To be totally honest though, if you ask two different brewers or beer enthusiasts what the difference is between porters and stouts, you'll probably get two different answers. At the end of the day "porter" and "stout" are often used interchangeably because there are so many similarities between the two.
The one thing almost everyone can agree on is that porters came first...way easier to answer than the classic chicken vs. egg debate.
As far as geography is concerned, the classic porter craft beer style was created in London in the 1700s. The style continued to develop for quite some time and eventually some brewers began making porters stronger, or more stout. Hence, where "stout" comes from as it was essentially a derivative of the original porter and was originally called a "Stout Porter." Confused yet? Keep reading, it gets worse.
Both the 2021 Brewers Association Style Guide (AOB) and the 2015 Beer Judge Certification Program Style Guide (BJCP) recognize a few different designations, or sub-styles, of the Porter beer style as it is brewed today. While there is some variance between the two style guides, the common denominator is that most of these porter designations tend to be more full-bodied than their stout counterparts.
While stouts were originally brewed as a derivative of porters, they are arguably now more popular than porters. Brewers everywhere still struggle to identify the differences between these dark craft beers, but you'll typically see breweries feature more stouts on their tap lists than porters. Stouts tend to leave a wee bit more room for experimentation during the brewing process. Below are the stout designations officially recognised by the two primary style guides.

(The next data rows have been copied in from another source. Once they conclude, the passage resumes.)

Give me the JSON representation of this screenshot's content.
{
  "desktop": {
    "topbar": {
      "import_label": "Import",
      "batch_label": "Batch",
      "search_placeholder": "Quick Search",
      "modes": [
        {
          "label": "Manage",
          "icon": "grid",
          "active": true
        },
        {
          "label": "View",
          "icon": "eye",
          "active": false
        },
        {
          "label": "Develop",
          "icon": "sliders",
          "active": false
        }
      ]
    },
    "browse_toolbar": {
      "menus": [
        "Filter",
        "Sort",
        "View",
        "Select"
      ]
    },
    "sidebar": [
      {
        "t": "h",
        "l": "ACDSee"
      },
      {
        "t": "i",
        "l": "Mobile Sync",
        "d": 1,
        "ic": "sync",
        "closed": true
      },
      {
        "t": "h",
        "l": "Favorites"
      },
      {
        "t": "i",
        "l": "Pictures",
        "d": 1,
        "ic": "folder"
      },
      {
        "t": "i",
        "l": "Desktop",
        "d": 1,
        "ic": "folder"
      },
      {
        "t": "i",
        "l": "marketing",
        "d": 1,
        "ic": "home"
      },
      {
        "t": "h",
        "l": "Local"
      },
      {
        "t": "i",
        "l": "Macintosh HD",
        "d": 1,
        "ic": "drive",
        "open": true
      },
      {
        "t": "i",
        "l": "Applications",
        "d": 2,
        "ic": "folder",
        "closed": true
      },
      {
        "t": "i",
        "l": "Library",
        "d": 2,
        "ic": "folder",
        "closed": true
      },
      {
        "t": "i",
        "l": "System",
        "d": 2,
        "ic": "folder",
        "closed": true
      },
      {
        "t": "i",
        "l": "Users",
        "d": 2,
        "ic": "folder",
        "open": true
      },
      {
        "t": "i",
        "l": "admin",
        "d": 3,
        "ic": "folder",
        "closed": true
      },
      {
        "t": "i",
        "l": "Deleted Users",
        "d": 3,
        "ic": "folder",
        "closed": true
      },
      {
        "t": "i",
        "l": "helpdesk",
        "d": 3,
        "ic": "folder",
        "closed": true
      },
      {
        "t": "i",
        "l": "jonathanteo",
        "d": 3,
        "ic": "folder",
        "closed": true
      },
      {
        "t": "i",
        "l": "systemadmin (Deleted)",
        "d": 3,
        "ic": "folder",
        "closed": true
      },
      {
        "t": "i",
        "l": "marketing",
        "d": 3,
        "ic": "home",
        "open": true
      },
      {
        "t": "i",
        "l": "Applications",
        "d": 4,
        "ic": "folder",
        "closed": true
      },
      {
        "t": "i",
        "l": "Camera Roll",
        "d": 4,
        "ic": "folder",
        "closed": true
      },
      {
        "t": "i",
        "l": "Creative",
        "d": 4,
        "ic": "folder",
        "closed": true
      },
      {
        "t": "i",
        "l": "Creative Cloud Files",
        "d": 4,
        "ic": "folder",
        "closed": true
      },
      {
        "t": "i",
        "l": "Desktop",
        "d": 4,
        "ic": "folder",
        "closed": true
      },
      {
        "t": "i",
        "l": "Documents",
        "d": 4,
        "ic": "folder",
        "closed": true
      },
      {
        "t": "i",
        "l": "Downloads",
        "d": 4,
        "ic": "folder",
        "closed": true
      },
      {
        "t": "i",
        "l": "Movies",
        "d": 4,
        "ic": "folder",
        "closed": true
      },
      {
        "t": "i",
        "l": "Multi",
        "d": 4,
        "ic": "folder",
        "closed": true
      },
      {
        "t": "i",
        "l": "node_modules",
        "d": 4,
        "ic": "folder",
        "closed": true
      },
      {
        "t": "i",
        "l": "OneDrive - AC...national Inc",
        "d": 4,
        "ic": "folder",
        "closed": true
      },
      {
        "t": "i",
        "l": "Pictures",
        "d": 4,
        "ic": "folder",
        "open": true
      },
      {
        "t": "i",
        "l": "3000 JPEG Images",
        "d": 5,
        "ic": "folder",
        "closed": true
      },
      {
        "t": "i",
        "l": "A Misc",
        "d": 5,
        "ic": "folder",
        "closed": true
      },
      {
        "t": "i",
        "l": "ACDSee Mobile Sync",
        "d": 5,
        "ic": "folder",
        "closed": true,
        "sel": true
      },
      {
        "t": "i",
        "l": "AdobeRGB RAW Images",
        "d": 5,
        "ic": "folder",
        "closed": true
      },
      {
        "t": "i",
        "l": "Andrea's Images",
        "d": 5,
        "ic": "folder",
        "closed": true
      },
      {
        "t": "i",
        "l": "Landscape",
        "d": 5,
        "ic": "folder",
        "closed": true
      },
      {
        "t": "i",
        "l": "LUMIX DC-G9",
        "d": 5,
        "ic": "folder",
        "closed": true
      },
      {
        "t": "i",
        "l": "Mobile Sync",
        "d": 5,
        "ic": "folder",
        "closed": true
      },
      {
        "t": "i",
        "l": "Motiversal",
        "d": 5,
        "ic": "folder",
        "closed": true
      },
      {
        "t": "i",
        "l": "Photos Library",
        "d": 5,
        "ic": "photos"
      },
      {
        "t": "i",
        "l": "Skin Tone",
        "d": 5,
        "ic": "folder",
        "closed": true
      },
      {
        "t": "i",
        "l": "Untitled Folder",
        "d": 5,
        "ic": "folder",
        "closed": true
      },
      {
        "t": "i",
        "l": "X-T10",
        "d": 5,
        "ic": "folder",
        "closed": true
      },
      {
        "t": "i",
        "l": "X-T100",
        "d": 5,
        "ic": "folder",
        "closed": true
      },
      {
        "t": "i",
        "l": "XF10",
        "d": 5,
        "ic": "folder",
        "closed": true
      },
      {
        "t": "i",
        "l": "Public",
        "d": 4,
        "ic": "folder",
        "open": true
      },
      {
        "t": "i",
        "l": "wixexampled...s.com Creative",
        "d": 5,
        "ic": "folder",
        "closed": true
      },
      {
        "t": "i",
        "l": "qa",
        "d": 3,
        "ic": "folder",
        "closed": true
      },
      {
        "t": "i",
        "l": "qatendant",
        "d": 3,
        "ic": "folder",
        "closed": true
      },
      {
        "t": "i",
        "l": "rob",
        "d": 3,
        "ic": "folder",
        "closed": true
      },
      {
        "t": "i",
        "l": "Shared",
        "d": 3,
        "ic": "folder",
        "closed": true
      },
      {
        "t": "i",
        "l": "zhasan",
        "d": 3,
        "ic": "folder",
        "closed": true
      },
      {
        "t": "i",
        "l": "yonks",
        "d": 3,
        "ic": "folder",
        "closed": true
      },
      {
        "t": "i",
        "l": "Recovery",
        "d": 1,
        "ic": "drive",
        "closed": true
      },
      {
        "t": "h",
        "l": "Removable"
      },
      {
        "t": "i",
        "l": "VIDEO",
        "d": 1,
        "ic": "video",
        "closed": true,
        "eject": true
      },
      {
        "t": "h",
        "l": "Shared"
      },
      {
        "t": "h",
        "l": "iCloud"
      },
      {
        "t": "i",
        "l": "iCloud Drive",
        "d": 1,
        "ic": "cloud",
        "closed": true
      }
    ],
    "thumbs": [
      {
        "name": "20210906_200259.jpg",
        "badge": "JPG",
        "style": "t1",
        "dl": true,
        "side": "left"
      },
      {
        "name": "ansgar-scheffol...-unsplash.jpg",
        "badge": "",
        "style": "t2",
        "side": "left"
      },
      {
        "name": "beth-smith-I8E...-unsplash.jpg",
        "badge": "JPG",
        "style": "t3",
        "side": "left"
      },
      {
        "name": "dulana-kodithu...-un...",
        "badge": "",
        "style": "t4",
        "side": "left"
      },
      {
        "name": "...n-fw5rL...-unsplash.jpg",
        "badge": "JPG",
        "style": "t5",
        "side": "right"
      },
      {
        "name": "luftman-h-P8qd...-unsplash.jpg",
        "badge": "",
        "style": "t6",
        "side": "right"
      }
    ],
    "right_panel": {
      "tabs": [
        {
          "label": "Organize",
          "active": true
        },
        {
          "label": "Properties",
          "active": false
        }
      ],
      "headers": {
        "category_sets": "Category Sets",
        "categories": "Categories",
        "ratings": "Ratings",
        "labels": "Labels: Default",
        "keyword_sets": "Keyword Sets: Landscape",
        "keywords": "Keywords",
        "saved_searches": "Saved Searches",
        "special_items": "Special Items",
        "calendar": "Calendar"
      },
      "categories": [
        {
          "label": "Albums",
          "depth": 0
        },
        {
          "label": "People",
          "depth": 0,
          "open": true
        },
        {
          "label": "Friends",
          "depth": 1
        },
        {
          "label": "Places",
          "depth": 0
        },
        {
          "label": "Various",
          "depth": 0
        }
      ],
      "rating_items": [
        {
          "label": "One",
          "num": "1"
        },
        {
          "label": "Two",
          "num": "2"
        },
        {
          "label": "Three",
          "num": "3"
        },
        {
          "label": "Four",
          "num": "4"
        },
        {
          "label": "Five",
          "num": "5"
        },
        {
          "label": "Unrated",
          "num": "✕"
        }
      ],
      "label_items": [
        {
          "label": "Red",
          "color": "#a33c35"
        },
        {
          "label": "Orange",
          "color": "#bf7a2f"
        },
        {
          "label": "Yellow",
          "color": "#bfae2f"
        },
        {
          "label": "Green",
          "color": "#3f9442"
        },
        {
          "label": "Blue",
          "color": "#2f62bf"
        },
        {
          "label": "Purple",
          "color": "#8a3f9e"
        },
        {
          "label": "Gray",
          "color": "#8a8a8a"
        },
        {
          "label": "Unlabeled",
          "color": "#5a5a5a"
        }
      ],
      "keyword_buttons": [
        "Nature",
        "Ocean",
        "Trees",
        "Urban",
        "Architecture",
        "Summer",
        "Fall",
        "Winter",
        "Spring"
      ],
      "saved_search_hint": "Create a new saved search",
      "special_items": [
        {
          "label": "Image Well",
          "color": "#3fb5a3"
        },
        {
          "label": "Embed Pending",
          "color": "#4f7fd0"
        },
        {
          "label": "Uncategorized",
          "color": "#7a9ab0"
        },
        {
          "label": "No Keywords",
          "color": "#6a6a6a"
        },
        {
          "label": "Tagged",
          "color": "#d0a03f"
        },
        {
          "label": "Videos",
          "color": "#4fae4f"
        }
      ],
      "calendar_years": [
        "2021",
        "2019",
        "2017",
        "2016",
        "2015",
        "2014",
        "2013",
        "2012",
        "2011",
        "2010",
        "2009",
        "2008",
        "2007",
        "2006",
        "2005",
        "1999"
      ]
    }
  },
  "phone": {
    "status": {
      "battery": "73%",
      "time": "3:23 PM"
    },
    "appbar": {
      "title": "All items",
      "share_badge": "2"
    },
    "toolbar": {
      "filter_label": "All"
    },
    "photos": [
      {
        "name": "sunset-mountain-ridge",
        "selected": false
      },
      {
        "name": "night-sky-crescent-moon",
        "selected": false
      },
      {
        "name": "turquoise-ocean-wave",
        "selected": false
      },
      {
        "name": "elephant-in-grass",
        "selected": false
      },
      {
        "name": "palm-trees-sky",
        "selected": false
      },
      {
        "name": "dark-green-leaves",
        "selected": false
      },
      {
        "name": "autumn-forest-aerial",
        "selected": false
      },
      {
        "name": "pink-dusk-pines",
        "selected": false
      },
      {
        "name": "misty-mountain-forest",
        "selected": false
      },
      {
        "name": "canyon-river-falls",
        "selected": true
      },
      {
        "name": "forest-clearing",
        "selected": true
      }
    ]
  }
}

Now that we've beat the topic of "porter vs stout" to death...let's answer one more question. What's the difference between a brown ale and a porter? Brown ales and Porters might look similarly when poured into a beer glass, and they even have some of the same flavour and aroma characteristics. However, brown ales (whether English or American...both style guides recognize both designations separately) typically don't have any of the roasted flavours you might find when drinking a porter or stout. The English Brown Ale spawned from the English Mild Ale, and can range in colour from a reddish/copper brown to a dark brown. The American Brown Ale came after the English Brown Ale and uses American ingredients.
Congratulations! You've officially learned all about the differences between porters and stouts. Now it's time to get your hands on this cracking Porters & Stouts Mixed Case filled with 12 beers from 12 different breweries. The mixed case includes four porters and eight stouts, each of them dreamy and delicious. With nearly 200 five-star reviews, you can't go wrong with this case of beer.
One happy beer drinker writes:
"A wonderful and delightfully tasty blend of porters and stouts. So unlike Guinness. You will be amazed at the variety and will discover a few favourites that would have remained unknown." --Colin, November 2020 (5 Stars)
As you can see, there's not necessarily a clear difference between porters and stouts and this is a battle that will likely continue as long as beer keeps being made, or until pigs fly. In the meantime, it's probably okay to use "porter" and "stout" interchangeably because honestly, no one really knows the difference anyway. Regardless of whatever dark, delectable, malty, roasty beer you're drinking, you can be sure you won't regret a single sip.